Protest the Hero turns it up a notch with new album

Published: November 15, 2013
Section: Arts, Etc.

Earlier this year, Canadian progressive metal five-piece Protest the Hero took two big jumps in their career. First, founding member and drummer Moe Carlson left the band in order to pursue higher education, and he was replaced on their next album by Lamb of God’s Chris Adler. Second, said album was completely crowd-funded by an Indiegogo campaign. According to a YouTube video on Protest the Hero’s channel, working with a label simply put too much focus on paying off their recording advances and touring exhaustively, instead of their music.

They set a goal of $125,000 but claimed that they did not expect to reach it. However, thousands of fans contributed, raising the final amount to over $300,000. Now after months of waiting and tease after cruel Twitter tease, “Volition” has arrived, and it is worth every penny.

Like Protest the Hero’s first three records “Kezia,” “Fortress” and “Scurrilous,” “Volition” begins with a bang. “Clarity,” “Drumhead Trial” and “Tilting Against Windmills” are all fiery anthems with explosive drums, an intense layer of bass and amazingly complex guitar parts. The members are all in top form here, with time signatures and riffs that even the most talented YouTube guitarists will struggle to imitate.

But Chris Adler is the one who really shines, keeping up with the band’s speed and complexities despite his background in Lamb of God’s slower groove metal style. “Without Prejudice” and “Yellow Teeth” are equally intense, with special credit to singer Rody Walker. Walker’s voice transitions perfectly from death metal screams to gorgeous tenor melodies, using his voice as an instrument to great effect.

“Plato’s Tripartite” and “A Life Embossed” highlight Walker’s lyrical skills, addressing themes such as poverty, violence and even institutional sexism fearlessly and honestly. There are no fancy metaphors here—the songs get right in your face about the issues and never let up. “Mist” features more amazing drumming from Adler, and “Underbite,” a critique of image issues in music, has some lead guitar parts from Luke Hoskin that I actually had to rewind the song to convince myself they weren’t three people.

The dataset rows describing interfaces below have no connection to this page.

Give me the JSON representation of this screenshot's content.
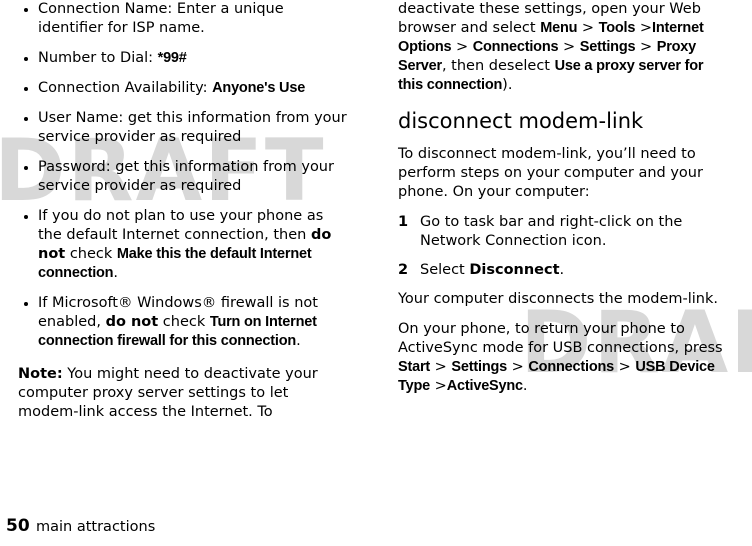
{
  "page": {
    "folio": "50",
    "footer_title": "main attractions",
    "watermark": "DRAFT"
  },
  "left_column": {
    "bullets": [
      {
        "parts": [
          {
            "text": "Connection Name: Enter a unique identifier for ISP name.",
            "style": "normal"
          }
        ]
      },
      {
        "parts": [
          {
            "text": "Number to Dial: ",
            "style": "normal"
          },
          {
            "text": "*99#",
            "style": "narrow"
          }
        ]
      },
      {
        "parts": [
          {
            "text": "Connection Availability: ",
            "style": "normal"
          },
          {
            "text": "Anyone's Use",
            "style": "narrow"
          }
        ]
      },
      {
        "parts": [
          {
            "text": "User Name: get this information from your service provider as required",
            "style": "normal"
          }
        ]
      },
      {
        "parts": [
          {
            "text": "Password: get this information from your service provider as required",
            "style": "normal"
          }
        ]
      },
      {
        "parts": [
          {
            "text": "If you do not plan to use your phone as the default Internet connection, then ",
            "style": "normal"
          },
          {
            "text": "do not",
            "style": "bold"
          },
          {
            "text": " check ",
            "style": "normal"
          },
          {
            "text": "Make this the default Internet connection",
            "style": "narrow"
          },
          {
            "text": ".",
            "style": "normal"
          }
        ]
      },
      {
        "parts": [
          {
            "text": "If Microsoft® Windows® firewall is not enabled, ",
            "style": "normal"
          },
          {
            "text": "do not",
            "style": "bold"
          },
          {
            "text": " check ",
            "style": "normal"
          },
          {
            "text": "Turn on Internet connection firewall for this connection",
            "style": "narrow"
          },
          {
            "text": ".",
            "style": "normal"
          }
        ]
      }
    ],
    "note": {
      "label": "Note:",
      "text": " You might need to deactivate your computer proxy server settings to let modem-link access the Internet. To"
    }
  },
  "right_column": {
    "intro": {
      "parts": [
        {
          "text": "deactivate these settings, open your Web browser and select ",
          "style": "normal"
        },
        {
          "text": "Menu",
          "style": "narrow"
        },
        {
          "text": " > ",
          "style": "normal"
        },
        {
          "text": "Tools",
          "style": "narrow"
        },
        {
          "text": " >",
          "style": "normal"
        },
        {
          "text": "Internet Options",
          "style": "narrow"
        },
        {
          "text": " > ",
          "style": "normal"
        },
        {
          "text": "Connections",
          "style": "narrow"
        },
        {
          "text": " > ",
          "style": "normal"
        },
        {
          "text": "Settings",
          "style": "narrow"
        },
        {
          "text": " > ",
          "style": "normal"
        },
        {
          "text": "Proxy Server",
          "style": "narrow"
        },
        {
          "text": ", then deselect ",
          "style": "normal"
        },
        {
          "text": "Use a proxy server for this connection",
          "style": "narrow"
        },
        {
          "text": ").",
          "style": "normal"
        }
      ]
    },
    "heading": "disconnect modem-link",
    "paragraph1": "To disconnect modem-link, you’ll need to perform steps on your computer and your phone. On your computer:",
    "steps": [
      {
        "num": "1",
        "parts": [
          {
            "text": "Go to task bar and right-click on the Network Connection icon.",
            "style": "normal"
          }
        ]
      },
      {
        "num": "2",
        "parts": [
          {
            "text": "Select ",
            "style": "normal"
          },
          {
            "text": "Disconnect",
            "style": "bold"
          },
          {
            "text": ".",
            "style": "normal"
          }
        ]
      }
    ],
    "paragraph2": "Your computer disconnects the modem-link.",
    "paragraph3": {
      "parts": [
        {
          "text": "On your phone, to return your phone to ActiveSync mode for USB connections, press ",
          "style": "normal"
        },
        {
          "text": "Start",
          "style": "narrow"
        },
        {
          "text": " > ",
          "style": "normal"
        },
        {
          "text": "Settings",
          "style": "narrow"
        },
        {
          "text": " > ",
          "style": "normal"
        },
        {
          "text": "Connections",
          "style": "narrow"
        },
        {
          "text": " > ",
          "style": "normal"
        },
        {
          "text": "USB Device Type",
          "style": "narrow"
        },
        {
          "text": " >",
          "style": "normal"
        },
        {
          "text": "ActiveSync",
          "style": "narrow"
        },
        {
          "text": ".",
          "style": "normal"
        }
      ]
    }
  }
}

The final two songs, “Animal Bones” and “Skies,” are very different. “Animal Bones” is operatic in both Rody Walker’s vocals and its general scope, with constantly changing time signatures and instrumental parts that never repeat themselves. It’s the most pure showcase of instrumental skill on the record, and even gives bassist Arif Mirabdolbaghi the chance for some funky slapping. “Skies,” a six-minute blast of anger and epicness, is pretty slow for the first minute and a half, before the volume suddenly gets turned to 11. The guitarists still sound like they have extra fingers, and the lyrics are outstanding.

Ultimately, “Volition” is not my favorite Protest the Hero album (that goes to “Fortress”), but I do prefer it to “Kezia” and maybe even “Scurrilous” at points. If nothing else, “Volition” shows how far the band keeps pushing themselves with every release, which can only be a good thing.